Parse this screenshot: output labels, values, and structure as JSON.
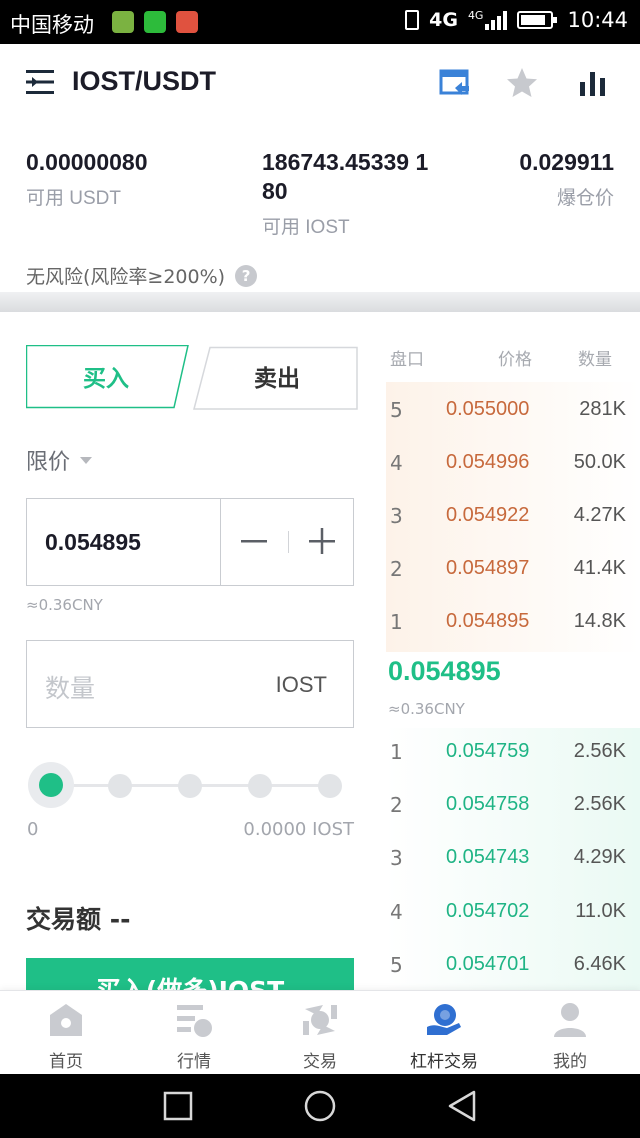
{
  "status_bar": {
    "carrier": "中国移动",
    "network": "4G",
    "network_small": "4G",
    "time": "10:44"
  },
  "header": {
    "title": "IOST/USDT",
    "icons": [
      "transfer-icon",
      "star-icon",
      "chart-icon"
    ]
  },
  "balances": [
    {
      "value": "0.00000080",
      "label": "可用 USDT"
    },
    {
      "value": "186743.45339 180",
      "label": "可用 IOST"
    },
    {
      "value": "0.029911",
      "label": "爆仓价"
    }
  ],
  "risk": {
    "text": "无风险(风险率≥200%)",
    "help_icon": "?"
  },
  "order_form": {
    "buy_tab": "买入",
    "sell_tab": "卖出",
    "order_type": "限价",
    "price": "0.054895",
    "price_cny": "≈0.36CNY",
    "quantity_placeholder": "数量",
    "quantity_unit": "IOST",
    "slider_min": "0",
    "slider_max": "0.0000 IOST",
    "slider_fraction": 0,
    "turnover_label": "交易额 --",
    "submit_label": "买入(做多)IOST"
  },
  "order_book": {
    "headers": {
      "level": "盘口",
      "price": "价格",
      "quantity": "数量"
    },
    "asks": [
      {
        "level": "5",
        "price": "0.055000",
        "qty": "281K"
      },
      {
        "level": "4",
        "price": "0.054996",
        "qty": "50.0K"
      },
      {
        "level": "3",
        "price": "0.054922",
        "qty": "4.27K"
      },
      {
        "level": "2",
        "price": "0.054897",
        "qty": "41.4K"
      },
      {
        "level": "1",
        "price": "0.054895",
        "qty": "14.8K"
      }
    ],
    "last_price": "0.054895",
    "last_price_cny": "≈0.36CNY",
    "bids": [
      {
        "level": "1",
        "price": "0.054759",
        "qty": "2.56K"
      },
      {
        "level": "2",
        "price": "0.054758",
        "qty": "2.56K"
      },
      {
        "level": "3",
        "price": "0.054743",
        "qty": "4.29K"
      },
      {
        "level": "4",
        "price": "0.054702",
        "qty": "11.0K"
      },
      {
        "level": "5",
        "price": "0.054701",
        "qty": "6.46K"
      }
    ]
  },
  "bottom_nav": {
    "items": [
      {
        "label": "首页",
        "icon": "home-icon"
      },
      {
        "label": "行情",
        "icon": "market-icon"
      },
      {
        "label": "交易",
        "icon": "trade-icon"
      },
      {
        "label": "杠杆交易",
        "icon": "margin-trade-icon",
        "active": true
      },
      {
        "label": "我的",
        "icon": "profile-icon"
      }
    ]
  },
  "colors": {
    "accent_green": "#1fbf87",
    "ask_orange": "#c7693c",
    "active_nav_blue": "#2f6fd1"
  }
}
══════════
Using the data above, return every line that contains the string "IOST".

* RESULT OF THE EXERCISE
    "title": "IOST/USDT",
      "label": "可用 IOST"
    "quantity_unit": "IOST",
    "slider_max": "0.0000 IOST",
    "submit_label": "买入(做多)IOST"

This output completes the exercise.